* DIRECTIONS *
Copy every line in the listing that contains "JSON".

* EXTRACTED MATERIAL *
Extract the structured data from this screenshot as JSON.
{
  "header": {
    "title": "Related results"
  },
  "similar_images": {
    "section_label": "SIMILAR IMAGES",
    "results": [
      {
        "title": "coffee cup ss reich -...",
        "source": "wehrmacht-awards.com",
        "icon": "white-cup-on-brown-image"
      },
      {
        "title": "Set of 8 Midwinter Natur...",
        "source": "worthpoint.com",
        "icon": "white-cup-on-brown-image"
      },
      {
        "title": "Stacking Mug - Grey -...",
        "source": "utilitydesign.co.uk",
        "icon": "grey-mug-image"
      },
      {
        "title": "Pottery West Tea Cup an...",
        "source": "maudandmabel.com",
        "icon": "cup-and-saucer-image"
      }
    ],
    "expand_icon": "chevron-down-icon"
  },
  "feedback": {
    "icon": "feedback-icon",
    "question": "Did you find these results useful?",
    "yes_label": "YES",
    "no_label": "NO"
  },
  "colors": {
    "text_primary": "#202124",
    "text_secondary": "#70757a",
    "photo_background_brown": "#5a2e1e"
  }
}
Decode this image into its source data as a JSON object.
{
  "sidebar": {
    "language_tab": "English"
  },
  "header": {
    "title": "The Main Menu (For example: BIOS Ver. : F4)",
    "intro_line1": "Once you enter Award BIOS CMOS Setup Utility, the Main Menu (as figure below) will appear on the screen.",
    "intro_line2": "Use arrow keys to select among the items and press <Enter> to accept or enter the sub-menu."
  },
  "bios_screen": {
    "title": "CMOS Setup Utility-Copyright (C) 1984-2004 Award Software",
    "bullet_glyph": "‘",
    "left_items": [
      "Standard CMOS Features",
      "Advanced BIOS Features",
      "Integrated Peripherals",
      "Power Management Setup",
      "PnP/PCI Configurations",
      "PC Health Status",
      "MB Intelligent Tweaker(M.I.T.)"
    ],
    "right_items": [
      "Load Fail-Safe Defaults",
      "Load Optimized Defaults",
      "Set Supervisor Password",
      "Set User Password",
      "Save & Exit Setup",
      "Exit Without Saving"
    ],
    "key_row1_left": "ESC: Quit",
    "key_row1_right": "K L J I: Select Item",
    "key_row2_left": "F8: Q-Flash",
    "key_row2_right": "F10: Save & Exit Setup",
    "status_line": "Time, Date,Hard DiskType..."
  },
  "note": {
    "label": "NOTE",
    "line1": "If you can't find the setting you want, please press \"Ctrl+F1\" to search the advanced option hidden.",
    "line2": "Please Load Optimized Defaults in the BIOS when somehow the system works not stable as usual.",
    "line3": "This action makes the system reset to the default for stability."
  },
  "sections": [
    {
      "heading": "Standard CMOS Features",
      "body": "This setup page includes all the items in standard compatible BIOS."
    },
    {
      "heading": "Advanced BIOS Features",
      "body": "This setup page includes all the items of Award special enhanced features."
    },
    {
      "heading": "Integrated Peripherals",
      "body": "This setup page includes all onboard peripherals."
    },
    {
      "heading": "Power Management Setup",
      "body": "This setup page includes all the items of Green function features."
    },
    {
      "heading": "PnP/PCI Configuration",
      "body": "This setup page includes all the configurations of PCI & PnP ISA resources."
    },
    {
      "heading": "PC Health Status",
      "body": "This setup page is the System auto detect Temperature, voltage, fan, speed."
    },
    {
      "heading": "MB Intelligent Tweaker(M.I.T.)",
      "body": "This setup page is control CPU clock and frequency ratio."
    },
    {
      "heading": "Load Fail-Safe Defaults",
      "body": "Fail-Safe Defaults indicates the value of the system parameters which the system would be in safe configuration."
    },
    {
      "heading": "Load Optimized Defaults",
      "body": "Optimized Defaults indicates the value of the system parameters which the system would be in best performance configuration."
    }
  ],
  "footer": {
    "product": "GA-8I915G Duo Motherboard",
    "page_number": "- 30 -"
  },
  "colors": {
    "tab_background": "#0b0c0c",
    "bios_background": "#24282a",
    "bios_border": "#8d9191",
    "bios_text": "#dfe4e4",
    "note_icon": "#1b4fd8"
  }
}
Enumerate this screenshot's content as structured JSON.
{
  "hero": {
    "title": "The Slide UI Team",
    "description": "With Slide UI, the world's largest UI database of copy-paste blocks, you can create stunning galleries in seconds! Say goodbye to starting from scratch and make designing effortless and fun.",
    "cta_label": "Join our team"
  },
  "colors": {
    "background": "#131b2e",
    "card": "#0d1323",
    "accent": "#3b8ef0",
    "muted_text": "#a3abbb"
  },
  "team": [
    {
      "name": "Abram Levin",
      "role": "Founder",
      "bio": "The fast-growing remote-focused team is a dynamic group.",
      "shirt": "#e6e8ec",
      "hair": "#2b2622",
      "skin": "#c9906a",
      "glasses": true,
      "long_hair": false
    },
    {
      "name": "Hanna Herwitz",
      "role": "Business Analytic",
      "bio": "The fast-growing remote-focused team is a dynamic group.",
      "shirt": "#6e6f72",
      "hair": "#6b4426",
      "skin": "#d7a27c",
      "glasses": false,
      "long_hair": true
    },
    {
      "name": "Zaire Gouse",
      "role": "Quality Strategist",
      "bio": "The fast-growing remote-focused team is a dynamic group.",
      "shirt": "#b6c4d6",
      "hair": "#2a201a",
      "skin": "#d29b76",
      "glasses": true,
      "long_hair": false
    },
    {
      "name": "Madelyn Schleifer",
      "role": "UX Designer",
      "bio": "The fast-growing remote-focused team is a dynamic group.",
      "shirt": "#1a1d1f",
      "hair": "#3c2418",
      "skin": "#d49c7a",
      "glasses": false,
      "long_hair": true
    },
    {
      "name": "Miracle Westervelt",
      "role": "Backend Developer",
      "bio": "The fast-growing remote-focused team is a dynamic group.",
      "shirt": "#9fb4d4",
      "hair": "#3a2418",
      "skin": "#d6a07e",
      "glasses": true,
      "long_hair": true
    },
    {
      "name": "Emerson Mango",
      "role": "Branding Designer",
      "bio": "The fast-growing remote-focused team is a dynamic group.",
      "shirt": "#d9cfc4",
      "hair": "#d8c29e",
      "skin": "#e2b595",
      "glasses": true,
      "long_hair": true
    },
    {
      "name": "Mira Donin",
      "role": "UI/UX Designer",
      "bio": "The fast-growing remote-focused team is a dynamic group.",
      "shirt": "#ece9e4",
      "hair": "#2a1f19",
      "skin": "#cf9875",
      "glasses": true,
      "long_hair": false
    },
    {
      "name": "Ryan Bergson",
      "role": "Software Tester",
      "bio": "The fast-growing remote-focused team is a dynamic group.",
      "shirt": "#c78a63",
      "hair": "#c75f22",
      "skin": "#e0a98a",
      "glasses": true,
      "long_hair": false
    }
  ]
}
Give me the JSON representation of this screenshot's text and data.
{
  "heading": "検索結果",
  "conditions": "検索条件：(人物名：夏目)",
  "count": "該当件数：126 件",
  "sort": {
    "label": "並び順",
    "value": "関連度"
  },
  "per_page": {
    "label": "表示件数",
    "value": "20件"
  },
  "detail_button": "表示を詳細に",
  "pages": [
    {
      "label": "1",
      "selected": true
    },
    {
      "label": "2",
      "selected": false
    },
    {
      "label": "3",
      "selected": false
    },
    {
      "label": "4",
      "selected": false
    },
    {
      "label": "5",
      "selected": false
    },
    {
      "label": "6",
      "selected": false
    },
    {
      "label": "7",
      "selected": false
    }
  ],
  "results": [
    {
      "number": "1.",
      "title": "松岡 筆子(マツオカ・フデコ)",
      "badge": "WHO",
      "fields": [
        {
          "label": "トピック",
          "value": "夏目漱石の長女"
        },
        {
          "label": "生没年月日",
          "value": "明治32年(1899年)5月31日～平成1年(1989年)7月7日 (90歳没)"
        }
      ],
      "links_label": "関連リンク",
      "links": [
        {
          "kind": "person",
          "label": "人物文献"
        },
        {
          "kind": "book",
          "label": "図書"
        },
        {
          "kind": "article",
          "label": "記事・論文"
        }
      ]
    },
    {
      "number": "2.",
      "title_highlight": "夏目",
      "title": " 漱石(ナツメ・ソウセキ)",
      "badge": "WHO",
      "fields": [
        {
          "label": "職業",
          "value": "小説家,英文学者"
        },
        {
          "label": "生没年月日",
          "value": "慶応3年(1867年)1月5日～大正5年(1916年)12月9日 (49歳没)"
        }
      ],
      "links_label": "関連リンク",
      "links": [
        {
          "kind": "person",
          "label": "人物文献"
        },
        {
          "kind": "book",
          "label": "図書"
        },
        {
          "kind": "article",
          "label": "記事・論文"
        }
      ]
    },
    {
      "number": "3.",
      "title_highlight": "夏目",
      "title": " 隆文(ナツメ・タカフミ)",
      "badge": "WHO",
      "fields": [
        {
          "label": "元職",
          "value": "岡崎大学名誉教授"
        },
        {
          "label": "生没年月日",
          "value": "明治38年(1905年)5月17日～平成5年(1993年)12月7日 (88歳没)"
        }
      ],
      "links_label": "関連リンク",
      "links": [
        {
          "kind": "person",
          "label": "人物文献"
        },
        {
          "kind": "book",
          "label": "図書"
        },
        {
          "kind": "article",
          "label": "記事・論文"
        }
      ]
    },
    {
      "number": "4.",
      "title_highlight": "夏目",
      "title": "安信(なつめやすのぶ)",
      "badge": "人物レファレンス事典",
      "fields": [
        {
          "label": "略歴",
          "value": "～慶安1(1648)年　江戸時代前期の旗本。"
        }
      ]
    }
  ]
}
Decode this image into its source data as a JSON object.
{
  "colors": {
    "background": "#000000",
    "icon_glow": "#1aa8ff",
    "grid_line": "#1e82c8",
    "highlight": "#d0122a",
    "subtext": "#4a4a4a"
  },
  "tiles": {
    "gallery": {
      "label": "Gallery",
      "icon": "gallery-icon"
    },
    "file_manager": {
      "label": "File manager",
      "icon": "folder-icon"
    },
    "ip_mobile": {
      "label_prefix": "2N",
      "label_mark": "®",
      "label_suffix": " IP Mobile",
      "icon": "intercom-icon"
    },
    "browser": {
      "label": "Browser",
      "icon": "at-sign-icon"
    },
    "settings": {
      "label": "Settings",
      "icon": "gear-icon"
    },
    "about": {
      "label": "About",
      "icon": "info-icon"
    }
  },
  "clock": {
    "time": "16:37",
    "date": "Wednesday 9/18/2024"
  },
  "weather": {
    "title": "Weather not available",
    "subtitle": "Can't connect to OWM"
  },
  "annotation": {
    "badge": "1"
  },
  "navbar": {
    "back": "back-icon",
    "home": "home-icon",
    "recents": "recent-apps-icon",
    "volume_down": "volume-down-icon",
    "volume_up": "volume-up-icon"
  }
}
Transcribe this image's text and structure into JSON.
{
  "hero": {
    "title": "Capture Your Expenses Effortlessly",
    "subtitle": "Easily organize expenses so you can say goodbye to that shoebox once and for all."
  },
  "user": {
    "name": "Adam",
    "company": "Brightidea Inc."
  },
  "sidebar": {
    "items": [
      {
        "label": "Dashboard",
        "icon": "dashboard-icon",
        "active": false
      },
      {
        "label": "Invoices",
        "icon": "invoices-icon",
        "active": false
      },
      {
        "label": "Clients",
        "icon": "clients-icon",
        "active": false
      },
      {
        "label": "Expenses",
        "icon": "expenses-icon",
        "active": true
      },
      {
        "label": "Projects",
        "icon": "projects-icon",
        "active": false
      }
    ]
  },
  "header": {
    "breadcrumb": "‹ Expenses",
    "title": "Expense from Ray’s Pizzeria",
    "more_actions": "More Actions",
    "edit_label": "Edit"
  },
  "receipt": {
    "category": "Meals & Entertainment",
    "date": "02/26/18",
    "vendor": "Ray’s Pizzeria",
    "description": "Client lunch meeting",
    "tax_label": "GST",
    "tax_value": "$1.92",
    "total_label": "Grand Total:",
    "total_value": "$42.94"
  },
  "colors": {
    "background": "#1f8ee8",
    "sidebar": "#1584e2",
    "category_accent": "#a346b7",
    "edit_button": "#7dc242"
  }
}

* ANSWER SPACE *
Extract the structured data from this screenshot as JSON.
Decode this image into its source data as a JSON object.
Enumerate this screenshot's content as structured JSON.
Give me the JSON representation of this screenshot's text and data.
Decode this image into its source data as a JSON object.
Transcribe this image's text and structure into JSON.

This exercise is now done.